Why the fuss over suryanamaskar?
Years ago I brought a 45-page booklet, Namaz: The yoga of Islam, by Ashraf F Nizami (published by DB Taraporevala Sons & Co). I was fascinated by the common thread stringing the book: of similarity between the flow of postures held during Islamic prayer and the yogic sequence.
1,25,000 children participate in 'Suryanamaskar Day' at New English
High School in 2009. File photo
One example from the book is of how the sajda posture in namaz is similar to Shashankasana or the hare pose that some yoga schools use as part of their sequence! And the Muslim jalsa pose is similar to the Vajrasana (thunderbolt pose). Such attempts as by Nizami show how cultural practices bind rather than separate.
Originally, perhaps, the sun salutation was meant as a prayer. But today, in a general yoga class and even in yoga ashrams, it is primarily used as a warm-up preparatory to the rest of the practice of yogic postures and breathing. Mental focus, breathing sequentially and muscular effort are of importance as one executes the flow which gifts the practitioner with a bouquet of benefits which is longer than I can compile here.
I will attempt to present just a few: hormonal balance, spinal flexibility, a healthy metabolic spike, prevention and control of major problems like diabetes (which is endemic among Indians) and chronic respiratory problems like bronchitis and asthma, back problems and headaches. It helps control problems of the liver and the digestive tract, relieves constipation. It cleanses the body by engaging the lymphatic system, clearing toxins. It keeps the skin clear and young for the same reason. The lunges in it work on the uro-genital system, one of the most difficult systems to manage in terms of health.
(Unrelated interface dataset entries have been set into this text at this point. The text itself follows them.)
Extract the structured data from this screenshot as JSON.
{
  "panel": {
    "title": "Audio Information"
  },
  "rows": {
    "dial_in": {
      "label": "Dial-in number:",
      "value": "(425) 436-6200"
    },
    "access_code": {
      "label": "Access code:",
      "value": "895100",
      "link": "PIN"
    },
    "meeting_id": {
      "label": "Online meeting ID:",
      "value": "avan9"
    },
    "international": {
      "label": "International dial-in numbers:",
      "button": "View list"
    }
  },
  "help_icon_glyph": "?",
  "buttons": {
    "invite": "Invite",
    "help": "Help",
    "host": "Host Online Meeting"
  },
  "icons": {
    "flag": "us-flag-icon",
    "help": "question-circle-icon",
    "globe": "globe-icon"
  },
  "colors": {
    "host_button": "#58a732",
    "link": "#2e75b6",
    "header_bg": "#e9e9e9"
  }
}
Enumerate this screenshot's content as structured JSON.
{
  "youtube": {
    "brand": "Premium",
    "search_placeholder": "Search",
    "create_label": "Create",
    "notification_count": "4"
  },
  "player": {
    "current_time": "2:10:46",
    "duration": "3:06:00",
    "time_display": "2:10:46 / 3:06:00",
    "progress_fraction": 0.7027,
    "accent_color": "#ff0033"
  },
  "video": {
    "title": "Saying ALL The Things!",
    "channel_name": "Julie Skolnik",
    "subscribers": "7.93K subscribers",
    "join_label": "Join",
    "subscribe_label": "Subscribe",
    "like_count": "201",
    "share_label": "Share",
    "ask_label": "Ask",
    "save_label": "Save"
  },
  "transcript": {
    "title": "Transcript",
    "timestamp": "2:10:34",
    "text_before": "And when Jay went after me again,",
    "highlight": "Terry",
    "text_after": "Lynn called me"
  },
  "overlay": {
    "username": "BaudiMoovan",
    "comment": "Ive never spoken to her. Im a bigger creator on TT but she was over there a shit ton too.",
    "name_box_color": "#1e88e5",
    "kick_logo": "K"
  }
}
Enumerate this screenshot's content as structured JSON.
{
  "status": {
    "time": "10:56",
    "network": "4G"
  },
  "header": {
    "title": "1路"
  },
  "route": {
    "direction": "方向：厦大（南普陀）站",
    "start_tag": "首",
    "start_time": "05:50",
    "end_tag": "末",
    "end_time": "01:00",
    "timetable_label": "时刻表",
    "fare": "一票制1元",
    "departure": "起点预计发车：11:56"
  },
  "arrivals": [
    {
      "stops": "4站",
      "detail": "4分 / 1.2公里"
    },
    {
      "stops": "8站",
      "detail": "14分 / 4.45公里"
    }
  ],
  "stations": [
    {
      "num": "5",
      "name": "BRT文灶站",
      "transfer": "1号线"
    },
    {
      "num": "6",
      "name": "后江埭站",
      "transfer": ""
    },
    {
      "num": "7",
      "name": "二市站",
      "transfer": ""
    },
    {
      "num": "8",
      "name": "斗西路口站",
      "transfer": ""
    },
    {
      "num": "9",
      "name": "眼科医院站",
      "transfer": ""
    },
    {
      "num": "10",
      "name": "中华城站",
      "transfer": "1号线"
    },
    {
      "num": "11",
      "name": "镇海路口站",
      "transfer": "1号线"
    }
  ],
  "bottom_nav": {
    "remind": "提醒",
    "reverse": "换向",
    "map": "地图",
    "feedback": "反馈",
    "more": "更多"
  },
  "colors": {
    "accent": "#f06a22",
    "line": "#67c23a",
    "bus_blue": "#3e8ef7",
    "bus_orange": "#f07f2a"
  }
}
Its poses press into and massages major endocrine glands that control not just our body but also our mind, through their secretions. If children are taught the Suryanamaskar early on, it postpones the onset of puberty (a problem of modern age when children are increasingly attaining puberty at an earlier age) so that their mind and body mature together (now their bodies acquire maturity before the brain is ready to handle the responsibility for that). Are we to allow a reaction to the name of the practice block our eyes from looking at what it means in terms of health?
perhaps the above list may not satisfy those who wonder if the sun salute is a prayer or a health practice. It can be both. For yoga itself is like a large ocean into which different streams may flow. You can dip into it for different things and serendipitously come up with what you wish from it. However, to a large majority of those who practise the sequence, it primarily remains a flow of immense health benefits.
There may be fence-sitters who worry if yoga must be practised because of its spiritual underpinnings. But for those who make the fine distinction between spiritualism and religion, such confusion will not arise. For others, I can only say that yoga does have spiritual underpinnings, but to reach into that depth needs a different orientation, long-term study and another level of commitment that goes far beyond the physical yoga which is today referred to as hatha yoga. At the physical level, where it is practised largely for health and mental focus, it offers itself as a fantastic healing science and may be embraced as such without any confusion.
I recall when training to become a yoga instructor at a yoga ashram that large groups of youngsters came (and I know they still come) from Islamic countries for the same training. They would specially hire and fly down a translator from their own country, so they can follow the lectures and give their exams for the yoga trainer certification in their own language. There were many women, too, training to become yoga instructors. They all were eager to go back to their home countries to teach yoga.
That is because yoga teaching is now the sunrise industry the world over. Some yoga trainers on the international scene have attained more celebrity status than rock stars. Are we to deny our youth -- by preventing them from practising yoga -- entry into a job market that will offer them immense potential to earn, become independent, create their own styles and studios so they can offer the health that comes from an ancient, time-tested science?
Shameem Akthar, Yogacharya, who trained with SivanandaYoga Vedanta Centre, is an author of two books on Yoga and a columnist with several publications.